◆ DATA:
[Start of Attachment]
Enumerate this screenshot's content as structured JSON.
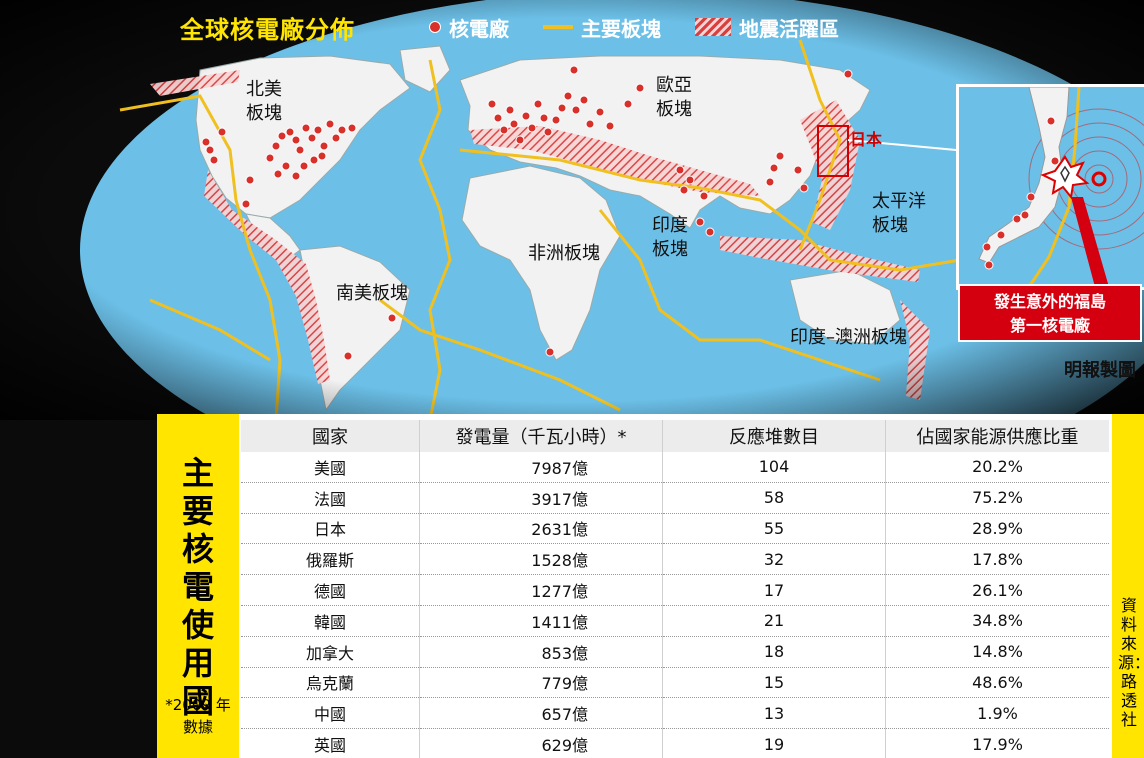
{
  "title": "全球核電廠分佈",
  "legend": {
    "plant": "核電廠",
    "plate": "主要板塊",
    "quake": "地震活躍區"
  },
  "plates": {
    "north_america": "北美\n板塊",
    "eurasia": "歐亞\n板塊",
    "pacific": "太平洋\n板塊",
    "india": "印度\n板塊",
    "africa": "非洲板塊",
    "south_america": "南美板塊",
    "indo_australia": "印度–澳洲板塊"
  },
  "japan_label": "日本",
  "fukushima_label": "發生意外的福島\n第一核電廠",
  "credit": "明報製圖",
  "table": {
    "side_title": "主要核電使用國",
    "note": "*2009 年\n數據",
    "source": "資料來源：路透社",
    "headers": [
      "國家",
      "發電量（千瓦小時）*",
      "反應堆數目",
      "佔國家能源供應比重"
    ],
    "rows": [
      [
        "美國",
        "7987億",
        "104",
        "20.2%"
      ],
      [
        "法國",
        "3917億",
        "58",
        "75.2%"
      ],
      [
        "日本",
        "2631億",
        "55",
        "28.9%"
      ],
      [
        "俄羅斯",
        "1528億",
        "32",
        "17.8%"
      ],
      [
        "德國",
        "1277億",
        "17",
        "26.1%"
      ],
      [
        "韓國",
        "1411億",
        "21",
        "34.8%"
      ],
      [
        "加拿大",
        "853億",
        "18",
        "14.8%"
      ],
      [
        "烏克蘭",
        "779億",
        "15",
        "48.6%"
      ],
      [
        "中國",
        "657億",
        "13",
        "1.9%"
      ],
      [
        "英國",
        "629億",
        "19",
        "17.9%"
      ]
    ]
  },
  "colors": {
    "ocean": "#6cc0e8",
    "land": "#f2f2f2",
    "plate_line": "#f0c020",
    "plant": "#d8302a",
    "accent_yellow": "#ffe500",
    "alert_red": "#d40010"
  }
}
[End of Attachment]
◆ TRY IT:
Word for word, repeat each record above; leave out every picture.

◆ ANSWER FOR THE TASK:
Enumerate this screenshot's content as structured JSON.
{
  "title": "全球核電廠分佈",
  "legend": {
    "plant": "核電廠",
    "plate": "主要板塊",
    "quake": "地震活躍區"
  },
  "plates": {
    "north_america": "北美\n板塊",
    "eurasia": "歐亞\n板塊",
    "pacific": "太平洋\n板塊",
    "india": "印度\n板塊",
    "africa": "非洲板塊",
    "south_america": "南美板塊",
    "indo_australia": "印度–澳洲板塊"
  },
  "japan_label": "日本",
  "fukushima_label": "發生意外的福島\n第一核電廠",
  "credit": "明報製圖",
  "table": {
    "side_title": "主要核電使用國",
    "note": "*2009 年\n數據",
    "source": "資料來源：路透社",
    "headers": [
      "國家",
      "發電量（千瓦小時）*",
      "反應堆數目",
      "佔國家能源供應比重"
    ],
    "rows": [
      [
        "美國",
        "7987億",
        "104",
        "20.2%"
      ],
      [
        "法國",
        "3917億",
        "58",
        "75.2%"
      ],
      [
        "日本",
        "2631億",
        "55",
        "28.9%"
      ],
      [
        "俄羅斯",
        "1528億",
        "32",
        "17.8%"
      ],
      [
        "德國",
        "1277億",
        "17",
        "26.1%"
      ],
      [
        "韓國",
        "1411億",
        "21",
        "34.8%"
      ],
      [
        "加拿大",
        "853億",
        "18",
        "14.8%"
      ],
      [
        "烏克蘭",
        "779億",
        "15",
        "48.6%"
      ],
      [
        "中國",
        "657億",
        "13",
        "1.9%"
      ],
      [
        "英國",
        "629億",
        "19",
        "17.9%"
      ]
    ]
  },
  "colors": {
    "ocean": "#6cc0e8",
    "land": "#f2f2f2",
    "plate_line": "#f0c020",
    "plant": "#d8302a",
    "accent_yellow": "#ffe500",
    "alert_red": "#d40010"
  }
}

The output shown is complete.